_EXERCISE PROMPT_: Please keep the images out and set down the data exactly as given.

_SOURCE MATERIAL_:
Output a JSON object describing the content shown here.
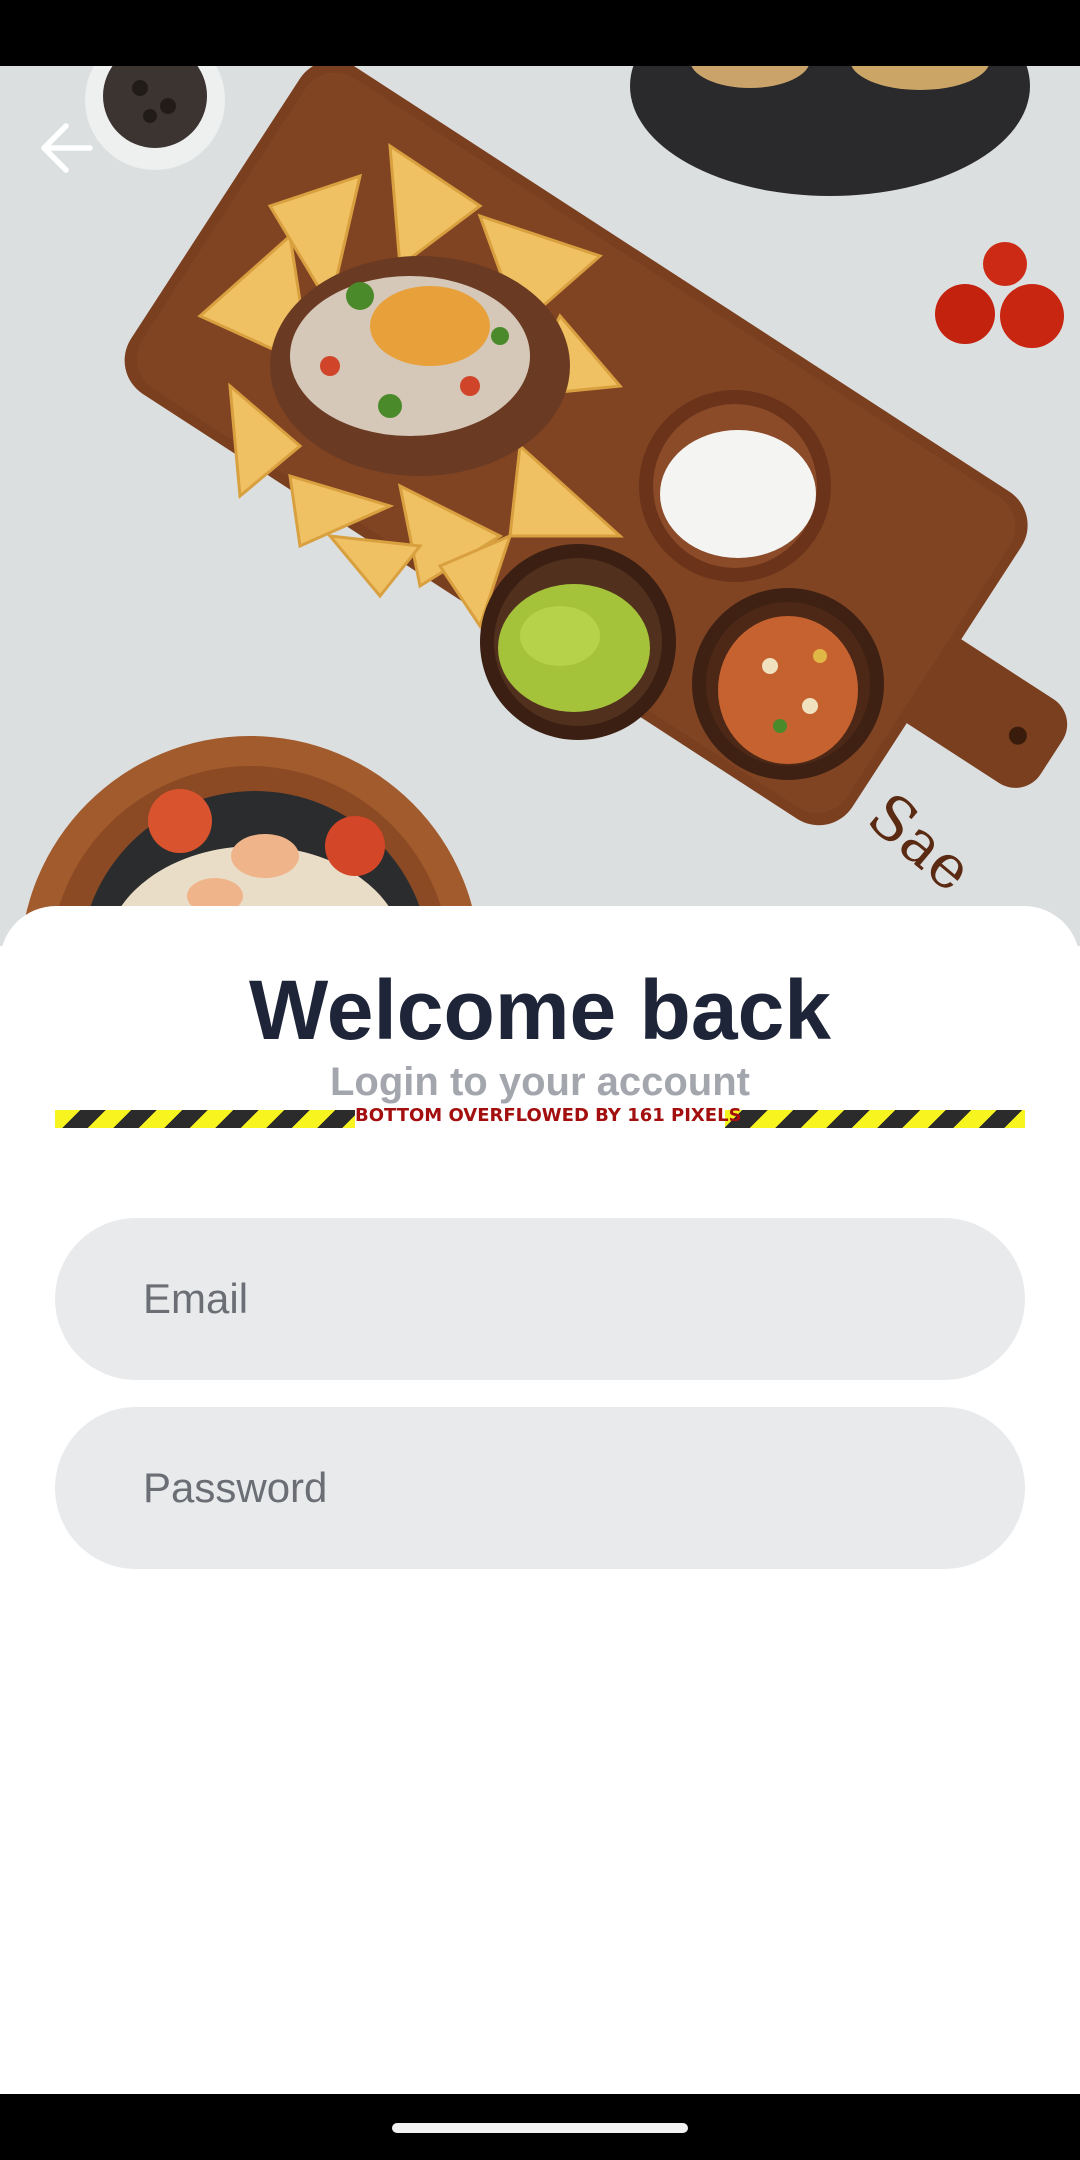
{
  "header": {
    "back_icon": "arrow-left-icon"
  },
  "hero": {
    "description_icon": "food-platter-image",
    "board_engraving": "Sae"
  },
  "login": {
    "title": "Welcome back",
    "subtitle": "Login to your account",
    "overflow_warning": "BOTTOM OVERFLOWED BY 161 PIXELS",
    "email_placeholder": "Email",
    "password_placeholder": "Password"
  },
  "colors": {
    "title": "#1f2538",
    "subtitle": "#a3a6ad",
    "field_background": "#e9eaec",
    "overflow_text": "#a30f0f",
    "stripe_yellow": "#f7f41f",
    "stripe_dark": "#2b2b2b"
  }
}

_YOUR SOLUTION_:
Output a JSON object describing the content shown here.
{
  "header": {
    "back_icon": "arrow-left-icon"
  },
  "hero": {
    "description_icon": "food-platter-image",
    "board_engraving": "Sae"
  },
  "login": {
    "title": "Welcome back",
    "subtitle": "Login to your account",
    "overflow_warning": "BOTTOM OVERFLOWED BY 161 PIXELS",
    "email_placeholder": "Email",
    "password_placeholder": "Password"
  },
  "colors": {
    "title": "#1f2538",
    "subtitle": "#a3a6ad",
    "field_background": "#e9eaec",
    "overflow_text": "#a30f0f",
    "stripe_yellow": "#f7f41f",
    "stripe_dark": "#2b2b2b"
  }
}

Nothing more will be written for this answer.